Fingersmith by Sarah Waters
Susie Trinder gets drawn into a nasty plan to cheat a young lady, Maud Lilly, out of her fortune. Her guardian, who brought her up from a baby when her real mother was unable to, is Mrs Sucksby, who presides over a house in The Borough, London, frequented by thieves selling their wares. Gentleman, a devilish rogue, has come up with the scheme to marry Maud Lilly and swindle her out of her inheritance. Susie's role is to become her maid and convince her to marry Gentleman.
It's told from Susie's point of view, and she's never been out of London, so when she goes to Briar, a country house where Maud lives with her cold, cruel uncle, we feel her confusion and misery at her new situation. It's really well told - you can believe you are being told the story by a rough-and-ready lass from the poorer part of 1840s London.

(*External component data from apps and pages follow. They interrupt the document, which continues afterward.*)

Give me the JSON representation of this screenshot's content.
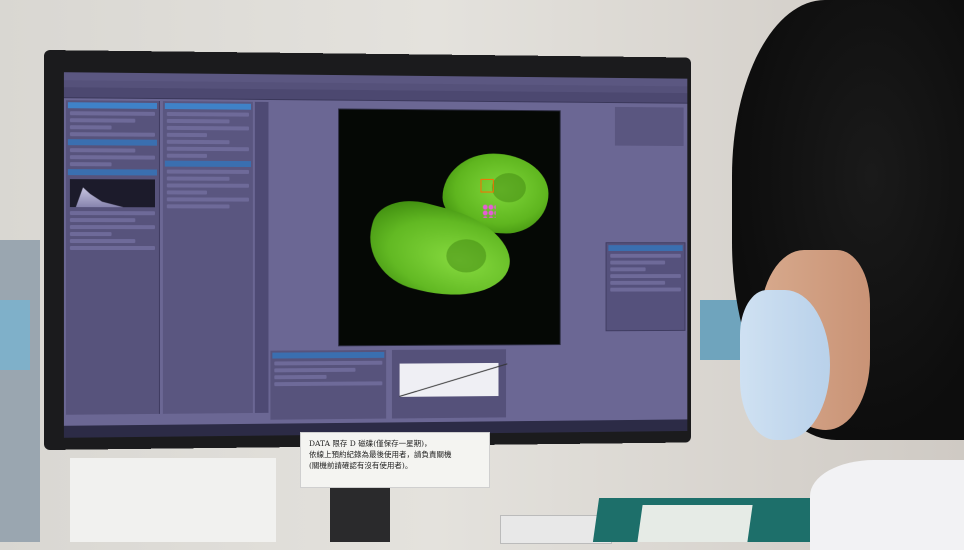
{
  "notices": {
    "center": {
      "line1": "DATA 限存 D 磁碟(僅保存一星期)，",
      "line2": "依線上預約紀錄為最後使用者，請負責關機",
      "line3": "(關機前請確認有沒有使用者)。"
    }
  },
  "colors": {
    "screen_ui": "#6b6794",
    "panel_header_blue": "#3f82c8",
    "cell_green": "#6ac72a",
    "binder_teal": "#1d6f6a"
  },
  "icons": [
    "monitor",
    "microscope-image",
    "histogram",
    "lut-curve"
  ]
}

The less said about Fingersmith, the better, apart from to say it's very clever, well-plotted, and vividly conjures up the world of Victorian England. Even though the plot could be considered far-fetched, it feels believable because of the natural, unforced way the characters think and behave - though as I think about it, there's at least one handy coincidence that helps someone get out of a predicament, but that doesn't matter.
It has been adapted into an acclaimed film, The Handmaiden, transplanting the story to 1930s colonial Korea. There's also a two-part BBC drama called Fingersmith.